Two different protein nanoparticles that are totally different in shape and surface structure, i.e. Escherichia coli DNA-binding protein (eDPS) (spherical, 10nm) and Thermoplasma acidophilum proteasome (tPTS) (cylindrical, 12×15nm) were engineered for invivo optical tumor detection: arginine-glycine-aspartic acid (RGD) peptide (CDCRGDCFC) was genetically inserted to the surface of each protein nanoparticle, and also near-infrared fluorescence dye was chemically linked to the surface lysine residues. The specific affinity of RGD for integrin (αvβ3) facilitated the uptake of RGD-presenting protein nanoparticles by integrin-expressing tumor cells, and also the protein nanoparticles neither adversely affected cell viability nor induced cell damage. After intravenously injected to tumor-bearing mice, all the protein nanoparticles successfully reached tumor with negligible renal clearance, and then the surface RGD peptides caused more prolonged retention of protein nanoparticles in tumor and accordingly higher fluorescence intensity of tumor image. In particular, the fluorescence of tumor image was more intensive with tPTS than eDPS, which is due presumably to longer invivo half-life and circulation of tPTS that originates from thermophilic and acidophilic bacterium. Although eDPS and tPTS were used as proof-of-concept in this study, it seems that other protein nanoparticles with different size, shape, and surface structure can be applied to effective invivo tumor detection.
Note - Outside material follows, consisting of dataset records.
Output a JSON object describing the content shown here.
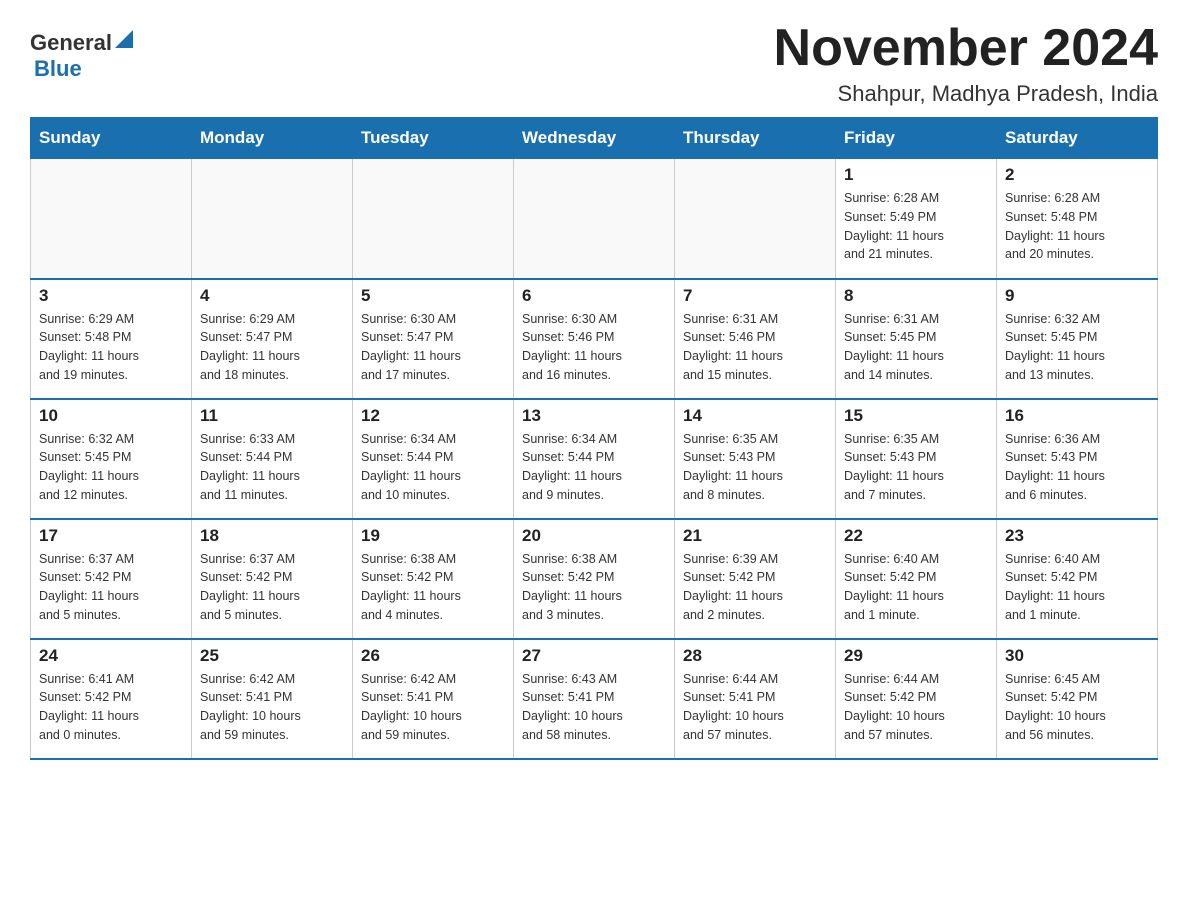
{
  "header": {
    "logo_general": "General",
    "logo_blue": "Blue",
    "month_title": "November 2024",
    "location": "Shahpur, Madhya Pradesh, India"
  },
  "days_of_week": [
    "Sunday",
    "Monday",
    "Tuesday",
    "Wednesday",
    "Thursday",
    "Friday",
    "Saturday"
  ],
  "weeks": [
    [
      {
        "day": "",
        "info": ""
      },
      {
        "day": "",
        "info": ""
      },
      {
        "day": "",
        "info": ""
      },
      {
        "day": "",
        "info": ""
      },
      {
        "day": "",
        "info": ""
      },
      {
        "day": "1",
        "info": "Sunrise: 6:28 AM\nSunset: 5:49 PM\nDaylight: 11 hours\nand 21 minutes."
      },
      {
        "day": "2",
        "info": "Sunrise: 6:28 AM\nSunset: 5:48 PM\nDaylight: 11 hours\nand 20 minutes."
      }
    ],
    [
      {
        "day": "3",
        "info": "Sunrise: 6:29 AM\nSunset: 5:48 PM\nDaylight: 11 hours\nand 19 minutes."
      },
      {
        "day": "4",
        "info": "Sunrise: 6:29 AM\nSunset: 5:47 PM\nDaylight: 11 hours\nand 18 minutes."
      },
      {
        "day": "5",
        "info": "Sunrise: 6:30 AM\nSunset: 5:47 PM\nDaylight: 11 hours\nand 17 minutes."
      },
      {
        "day": "6",
        "info": "Sunrise: 6:30 AM\nSunset: 5:46 PM\nDaylight: 11 hours\nand 16 minutes."
      },
      {
        "day": "7",
        "info": "Sunrise: 6:31 AM\nSunset: 5:46 PM\nDaylight: 11 hours\nand 15 minutes."
      },
      {
        "day": "8",
        "info": "Sunrise: 6:31 AM\nSunset: 5:45 PM\nDaylight: 11 hours\nand 14 minutes."
      },
      {
        "day": "9",
        "info": "Sunrise: 6:32 AM\nSunset: 5:45 PM\nDaylight: 11 hours\nand 13 minutes."
      }
    ],
    [
      {
        "day": "10",
        "info": "Sunrise: 6:32 AM\nSunset: 5:45 PM\nDaylight: 11 hours\nand 12 minutes."
      },
      {
        "day": "11",
        "info": "Sunrise: 6:33 AM\nSunset: 5:44 PM\nDaylight: 11 hours\nand 11 minutes."
      },
      {
        "day": "12",
        "info": "Sunrise: 6:34 AM\nSunset: 5:44 PM\nDaylight: 11 hours\nand 10 minutes."
      },
      {
        "day": "13",
        "info": "Sunrise: 6:34 AM\nSunset: 5:44 PM\nDaylight: 11 hours\nand 9 minutes."
      },
      {
        "day": "14",
        "info": "Sunrise: 6:35 AM\nSunset: 5:43 PM\nDaylight: 11 hours\nand 8 minutes."
      },
      {
        "day": "15",
        "info": "Sunrise: 6:35 AM\nSunset: 5:43 PM\nDaylight: 11 hours\nand 7 minutes."
      },
      {
        "day": "16",
        "info": "Sunrise: 6:36 AM\nSunset: 5:43 PM\nDaylight: 11 hours\nand 6 minutes."
      }
    ],
    [
      {
        "day": "17",
        "info": "Sunrise: 6:37 AM\nSunset: 5:42 PM\nDaylight: 11 hours\nand 5 minutes."
      },
      {
        "day": "18",
        "info": "Sunrise: 6:37 AM\nSunset: 5:42 PM\nDaylight: 11 hours\nand 5 minutes."
      },
      {
        "day": "19",
        "info": "Sunrise: 6:38 AM\nSunset: 5:42 PM\nDaylight: 11 hours\nand 4 minutes."
      },
      {
        "day": "20",
        "info": "Sunrise: 6:38 AM\nSunset: 5:42 PM\nDaylight: 11 hours\nand 3 minutes."
      },
      {
        "day": "21",
        "info": "Sunrise: 6:39 AM\nSunset: 5:42 PM\nDaylight: 11 hours\nand 2 minutes."
      },
      {
        "day": "22",
        "info": "Sunrise: 6:40 AM\nSunset: 5:42 PM\nDaylight: 11 hours\nand 1 minute."
      },
      {
        "day": "23",
        "info": "Sunrise: 6:40 AM\nSunset: 5:42 PM\nDaylight: 11 hours\nand 1 minute."
      }
    ],
    [
      {
        "day": "24",
        "info": "Sunrise: 6:41 AM\nSunset: 5:42 PM\nDaylight: 11 hours\nand 0 minutes."
      },
      {
        "day": "25",
        "info": "Sunrise: 6:42 AM\nSunset: 5:41 PM\nDaylight: 10 hours\nand 59 minutes."
      },
      {
        "day": "26",
        "info": "Sunrise: 6:42 AM\nSunset: 5:41 PM\nDaylight: 10 hours\nand 59 minutes."
      },
      {
        "day": "27",
        "info": "Sunrise: 6:43 AM\nSunset: 5:41 PM\nDaylight: 10 hours\nand 58 minutes."
      },
      {
        "day": "28",
        "info": "Sunrise: 6:44 AM\nSunset: 5:41 PM\nDaylight: 10 hours\nand 57 minutes."
      },
      {
        "day": "29",
        "info": "Sunrise: 6:44 AM\nSunset: 5:42 PM\nDaylight: 10 hours\nand 57 minutes."
      },
      {
        "day": "30",
        "info": "Sunrise: 6:45 AM\nSunset: 5:42 PM\nDaylight: 10 hours\nand 56 minutes."
      }
    ]
  ]
}
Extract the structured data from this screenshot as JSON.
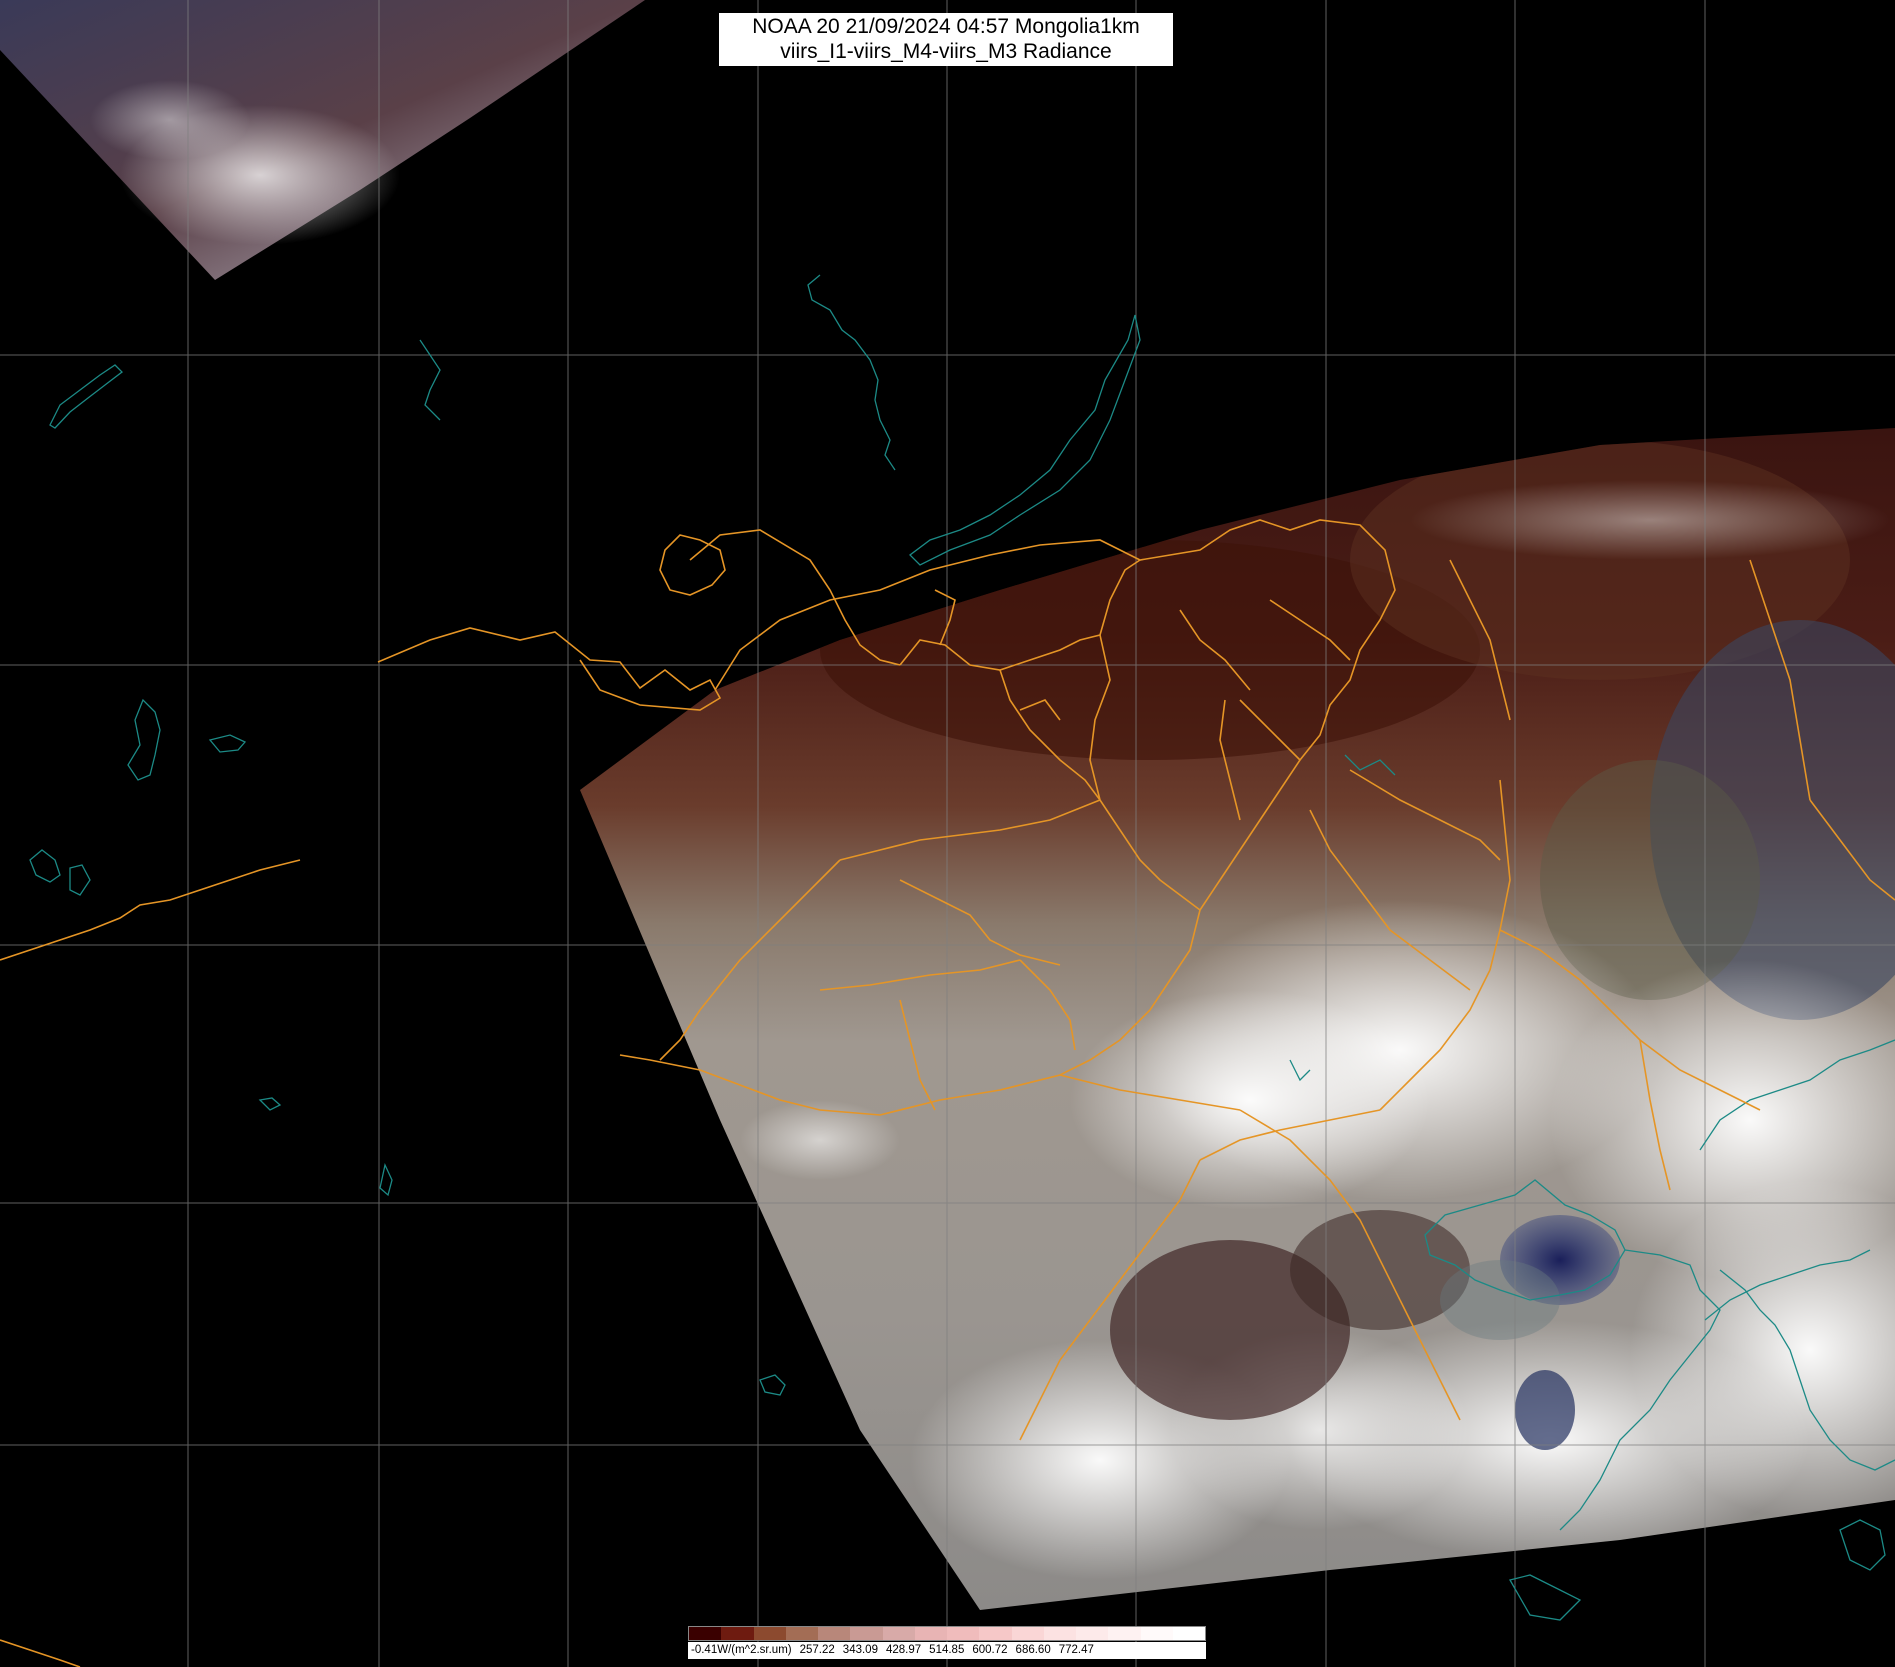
{
  "title": {
    "line1": "NOAA 20 21/09/2024 04:57 Mongolia1km",
    "line2": "viirs_I1-viirs_M4-viirs_M3 Radiance"
  },
  "legend": {
    "labels": [
      "-0.41W/(m^2.sr.um)",
      "257.22",
      "343.09",
      "428.97",
      "514.85",
      "600.72",
      "686.60",
      "772.47"
    ],
    "colors": [
      "#3a0000",
      "#6e1b10",
      "#8c4a2f",
      "#a36d55",
      "#b8877a",
      "#c99a94",
      "#d8aaa8",
      "#e8b4b4",
      "#f0bcbc",
      "#f6c8c8",
      "#fad6d6",
      "#fce2e2",
      "#fdeaea",
      "#fef2f2",
      "#fffafa",
      "#ffffff"
    ]
  },
  "colors": {
    "background": "#000000",
    "border": "#e59526",
    "coast": "#1c8a86",
    "grid": "#7f7f7f"
  }
}
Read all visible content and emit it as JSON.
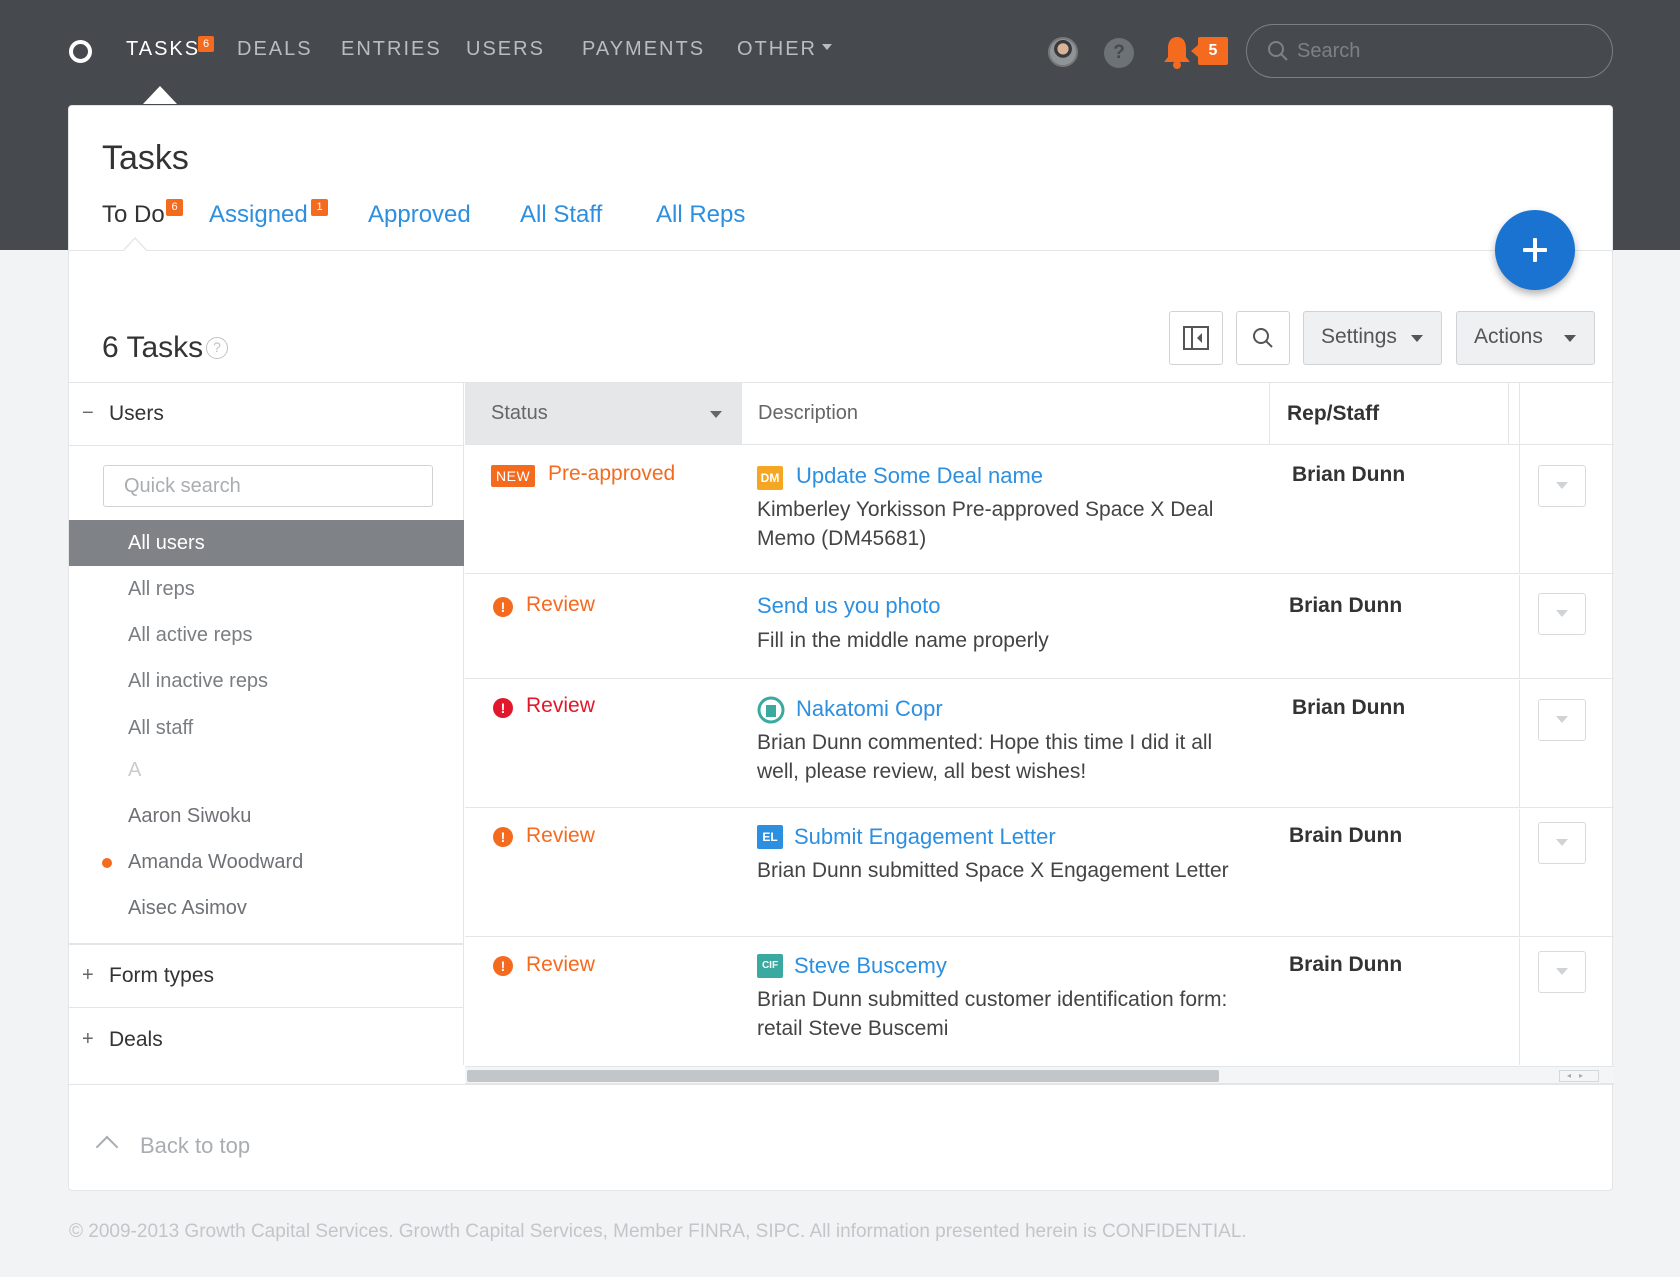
{
  "nav": {
    "items": [
      {
        "label": "TASKS",
        "badge": "6",
        "active": true
      },
      {
        "label": "DEALS"
      },
      {
        "label": "ENTRIES"
      },
      {
        "label": "USERS"
      },
      {
        "label": "PAYMENTS"
      },
      {
        "label": "OTHER"
      }
    ],
    "help": "?",
    "notification_count": "5",
    "search_placeholder": "Search"
  },
  "page": {
    "title": "Tasks",
    "tabs": [
      {
        "label": "To Do",
        "badge": "6",
        "active": true
      },
      {
        "label": "Assigned",
        "badge": "1"
      },
      {
        "label": "Approved"
      },
      {
        "label": "All Staff"
      },
      {
        "label": "All Reps"
      }
    ],
    "count_label": "6 Tasks",
    "help": "?",
    "settings_label": "Settings",
    "actions_label": "Actions"
  },
  "filters": {
    "users_label": "Users",
    "users_sign": "−",
    "quick_search_placeholder": "Quick search",
    "user_items": [
      "All users",
      "All reps",
      "All active reps",
      "All inactive reps",
      "All staff",
      "A",
      "Aaron Siwoku",
      "Amanda Woodward",
      "Aisec Asimov"
    ],
    "form_types_label": "Form types",
    "deals_label": "Deals",
    "collapsed_sign": "+"
  },
  "table": {
    "headers": {
      "status": "Status",
      "description": "Description",
      "rep": "Rep/Staff"
    },
    "rows": [
      {
        "new_badge": "NEW",
        "status": "Pre-approved",
        "status_color": "orange",
        "icon_text": "DM",
        "icon_color": "#f5a623",
        "title": "Update Some Deal name",
        "text": "Kimberley Yorkisson Pre-approved Space X Deal Memo (DM45681)",
        "rep": "Brian Dunn"
      },
      {
        "status": "Review",
        "status_color": "orange",
        "title": "Send us you photo",
        "text": "Fill in the middle name properly",
        "rep": "Brian Dunn"
      },
      {
        "status": "Review",
        "status_color": "red",
        "icon_color": "#3aa99f",
        "title": "Nakatomi Copr",
        "text": "Brian Dunn commented: Hope this time I did it all well, please review, all best wishes!",
        "rep": "Brian Dunn"
      },
      {
        "status": "Review",
        "status_color": "orange",
        "icon_text": "EL",
        "icon_color": "#2d8fe0",
        "title": "Submit Engagement Letter",
        "text": "Brian Dunn submitted Space X Engagement Letter",
        "rep": "Brain Dunn"
      },
      {
        "status": "Review",
        "status_color": "orange",
        "icon_text": "CIF",
        "icon_color": "#3aa99f",
        "title": "Steve Buscemy",
        "text": "Brian Dunn submitted customer identification form: retail Steve Buscemi",
        "rep": "Brain Dunn"
      }
    ],
    "warn_glyph": "!"
  },
  "back_to_top": "Back to top",
  "footer": "© 2009-2013 Growth Capital Services.  Growth Capital Services, Member FINRA, SIPC. All information presented herein is CONFIDENTIAL.",
  "colors": {
    "accent": "#2d8fe0",
    "badge": "#f46a1f",
    "header_bg": "#464a4f",
    "fab": "#1a73d1",
    "alert_red": "#e2172b"
  }
}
|Number of pages||8|
|Publication status||Published - 2014 Jan 1|
ASJC Scopus subject areas
- Ceramics and Composites
- Mechanics of Materials